### [Assignment]
An exact repetition of the records is required. Leave nothing out.

### [Data under study]

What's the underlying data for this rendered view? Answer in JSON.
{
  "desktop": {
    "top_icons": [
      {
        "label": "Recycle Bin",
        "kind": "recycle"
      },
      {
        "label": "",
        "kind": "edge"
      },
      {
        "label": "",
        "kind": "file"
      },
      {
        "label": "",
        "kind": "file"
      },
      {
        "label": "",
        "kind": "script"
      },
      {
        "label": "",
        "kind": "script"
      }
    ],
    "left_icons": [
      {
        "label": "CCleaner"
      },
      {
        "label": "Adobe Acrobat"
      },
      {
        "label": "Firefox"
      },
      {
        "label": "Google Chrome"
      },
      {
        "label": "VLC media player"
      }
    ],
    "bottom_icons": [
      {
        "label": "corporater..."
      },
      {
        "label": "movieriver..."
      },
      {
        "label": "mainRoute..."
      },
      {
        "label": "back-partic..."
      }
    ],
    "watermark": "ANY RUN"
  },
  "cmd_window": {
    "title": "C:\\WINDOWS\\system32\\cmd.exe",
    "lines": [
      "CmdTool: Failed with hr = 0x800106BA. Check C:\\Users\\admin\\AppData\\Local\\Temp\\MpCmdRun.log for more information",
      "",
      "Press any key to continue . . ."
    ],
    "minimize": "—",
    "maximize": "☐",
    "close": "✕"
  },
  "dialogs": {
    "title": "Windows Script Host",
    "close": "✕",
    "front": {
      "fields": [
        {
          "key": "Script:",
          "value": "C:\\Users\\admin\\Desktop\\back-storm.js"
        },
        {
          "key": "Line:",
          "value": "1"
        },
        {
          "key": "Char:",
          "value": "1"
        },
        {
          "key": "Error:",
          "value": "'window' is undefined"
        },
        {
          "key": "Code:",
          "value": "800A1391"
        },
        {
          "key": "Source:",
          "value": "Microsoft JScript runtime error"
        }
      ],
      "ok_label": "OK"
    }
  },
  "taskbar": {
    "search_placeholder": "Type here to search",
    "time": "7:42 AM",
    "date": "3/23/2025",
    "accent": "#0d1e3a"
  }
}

### [Task answer]
What's the underlying data for this rendered view? Answer in JSON.
{
  "desktop": {
    "top_icons": [
      {
        "label": "Recycle Bin",
        "kind": "recycle"
      },
      {
        "label": "",
        "kind": "edge"
      },
      {
        "label": "",
        "kind": "file"
      },
      {
        "label": "",
        "kind": "file"
      },
      {
        "label": "",
        "kind": "script"
      },
      {
        "label": "",
        "kind": "script"
      }
    ],
    "left_icons": [
      {
        "label": "CCleaner"
      },
      {
        "label": "Adobe Acrobat"
      },
      {
        "label": "Firefox"
      },
      {
        "label": "Google Chrome"
      },
      {
        "label": "VLC media player"
      }
    ],
    "bottom_icons": [
      {
        "label": "corporater..."
      },
      {
        "label": "movieriver..."
      },
      {
        "label": "mainRoute..."
      },
      {
        "label": "back-partic..."
      }
    ],
    "watermark": "ANY RUN"
  },
  "cmd_window": {
    "title": "C:\\WINDOWS\\system32\\cmd.exe",
    "lines": [
      "CmdTool: Failed with hr = 0x800106BA. Check C:\\Users\\admin\\AppData\\Local\\Temp\\MpCmdRun.log for more information",
      "",
      "Press any key to continue . . ."
    ],
    "minimize": "—",
    "maximize": "☐",
    "close": "✕"
  },
  "dialogs": {
    "title": "Windows Script Host",
    "close": "✕",
    "front": {
      "fields": [
        {
          "key": "Script:",
          "value": "C:\\Users\\admin\\Desktop\\back-storm.js"
        },
        {
          "key": "Line:",
          "value": "1"
        },
        {
          "key": "Char:",
          "value": "1"
        },
        {
          "key": "Error:",
          "value": "'window' is undefined"
        },
        {
          "key": "Code:",
          "value": "800A1391"
        },
        {
          "key": "Source:",
          "value": "Microsoft JScript runtime error"
        }
      ],
      "ok_label": "OK"
    }
  },
  "taskbar": {
    "search_placeholder": "Type here to search",
    "time": "7:42 AM",
    "date": "3/23/2025",
    "accent": "#0d1e3a"
  }
}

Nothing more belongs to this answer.